WASHINGTON – U.S. Senator Debbie Stabenow (D-Mich.), Chairwoman of the U.S. Senate Committee on Agriculture, Nutrition, and Forestry, today released the following opening statement at a hearing titled “Oversight of the Commodity Futures Trading Commission.”  Live video of the hearing is available here.

I call this hearing of the U.S. Senate Agriculture, Nutrition, and Forestry Committee to order. 

I welcome today’s witness, CFTC Chairman Russ Behnam, as we examine issues affecting our nation’s derivatives markets.  Thank you for making yourself very accessible to the Committee since you took the helm at the CFTC.  This is so important for effective oversight and transparency.

The last time this Committee held a general CFTC oversight hearing, in February 2018, the agency was finalizing rules in response to the 2008 financial crisis.  Today, the CFTC and our markets face new challenges.

The pandemic tested the resiliency of our global food system.  Labor shortages, transportation delays, and reduced consumer demand made it difficult for American farmers and ranchers to run their businesses and plan for the future.  Just as the world began to recover from COVID-related supply chain disruptions, Russia invaded Ukraine, triggering global grain and fertilizer shortages and driving up prices for food and energy.

Meanwhile, we are facing the effects of the climate crisis through record-breaking storms, heatwaves, and droughts—all of which are devastating for farmers and ranchers.  Extreme weather events, supply chain disruptions, and rising input prices are costing farmers more money and leading to higher prices for consumers.

This is why our derivatives markets are so important.

Agricultural producers trade futures to manage risk and provide greater certainty around how much they will earn from, and pay for commodities.  It is the CFTC’s job to make sure these markets are working properly and are free from abuse, particularly in times of stress when our producers need them the most.   

Against this backdrop, the steady drumbeat of technology is changing the way financial markets operate—and who uses them.  It is now possible to trade from almost anywhere at any time.  Futures exchanges are offering more products geared toward individuals, and many people hold commodity funds in their retirement plans.

Crypto assets promise everyday Americans an easy way to speculate in financial markets, but in reality, they are volatile and riddled with fraud, as we have seen.  The massive customer losses caused by this misconduct highlight exactly why we need federal oversight of the crypto industry, and I remain committed to working with my colleagues to hold crypto companies to the same rules as traditional financial firms.

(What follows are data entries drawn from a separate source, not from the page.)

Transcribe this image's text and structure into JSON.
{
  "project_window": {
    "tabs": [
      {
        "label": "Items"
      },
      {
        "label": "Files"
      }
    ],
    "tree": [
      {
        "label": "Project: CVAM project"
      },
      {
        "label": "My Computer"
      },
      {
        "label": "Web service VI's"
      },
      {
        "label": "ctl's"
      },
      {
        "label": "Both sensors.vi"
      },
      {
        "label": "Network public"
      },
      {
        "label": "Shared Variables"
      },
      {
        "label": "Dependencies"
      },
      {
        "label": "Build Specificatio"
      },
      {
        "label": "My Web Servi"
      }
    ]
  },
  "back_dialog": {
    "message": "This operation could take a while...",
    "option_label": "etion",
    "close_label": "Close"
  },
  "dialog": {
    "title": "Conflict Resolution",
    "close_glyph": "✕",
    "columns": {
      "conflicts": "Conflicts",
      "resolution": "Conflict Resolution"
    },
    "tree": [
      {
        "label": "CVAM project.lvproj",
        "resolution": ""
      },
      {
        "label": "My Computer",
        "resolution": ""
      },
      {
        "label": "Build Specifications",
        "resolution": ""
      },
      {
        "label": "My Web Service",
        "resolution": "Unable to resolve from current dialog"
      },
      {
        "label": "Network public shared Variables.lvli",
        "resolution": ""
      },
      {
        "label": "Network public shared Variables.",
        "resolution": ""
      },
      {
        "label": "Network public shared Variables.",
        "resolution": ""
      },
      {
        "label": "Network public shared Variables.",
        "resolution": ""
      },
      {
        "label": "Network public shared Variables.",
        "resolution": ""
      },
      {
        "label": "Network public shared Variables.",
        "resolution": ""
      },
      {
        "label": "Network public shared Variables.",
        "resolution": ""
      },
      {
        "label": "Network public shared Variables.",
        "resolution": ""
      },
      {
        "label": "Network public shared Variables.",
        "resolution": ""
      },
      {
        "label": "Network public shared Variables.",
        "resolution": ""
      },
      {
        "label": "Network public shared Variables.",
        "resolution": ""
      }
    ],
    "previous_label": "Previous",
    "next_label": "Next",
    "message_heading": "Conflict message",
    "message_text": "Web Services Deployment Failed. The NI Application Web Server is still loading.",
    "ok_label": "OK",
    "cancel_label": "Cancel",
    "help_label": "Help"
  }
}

As more retail investors trade futures and crypto assets, the CFTC must ensure its customer protections are suitable for this group of investors.  Customers should have access to education and information about their investments, presented in a way that is appropriate for their level of experience.  Financial markets must be fair for all participants; free of conflicts of interest that give the few an unfair advantage over the many. 

And while the digital transformation of our financial system brings efficiencies, it also exposes vulnerabilities.  Cyberattacks are a prominent threat to our financial stability and our national security.  The CFTC must be vigilant in protecting derivatives markets from cyber threats.   I would like to hear whether additional authorities or resources are needed to meet this challenge.

Our nation’s derivatives markets are fundamentally different than they were 15 years ago, in the wake of the financial crisis.  Yet Congress has not reauthorized the CFTC since 2008. This is long overdue.  And the Commission’s resources have not kept pace with their ever-expanding responsibilities, including monitoring the $350-trillion-dollar global swaps market.

We have recently heard criticism that the CFTC is too small and does not have the resources to take on additional responsibilities as commodity markets evolve.

I reject this thinking.  The CFTC’s mission is too important.

In the 15 years since the agency was last reauthorized, the CFTC has received $3.5 billion in appropriations.  In that time, the CFTC has imposed nearly $20 billion in penalties.  This is a remarkable return on investment for the American people, and demonstrates the agency’s commitment to rigorous law enforcement.  I hope we can come together to support more robust funding for the agency.

The work of the CFTC is critically important to our nation’s economy.  I look forward to hearing today about how the agency is responding to new challenges, and how Congress can assist in that effort.

With that, I’ll turn to Ranking Member Boozman for any opening remarks he’d like to make.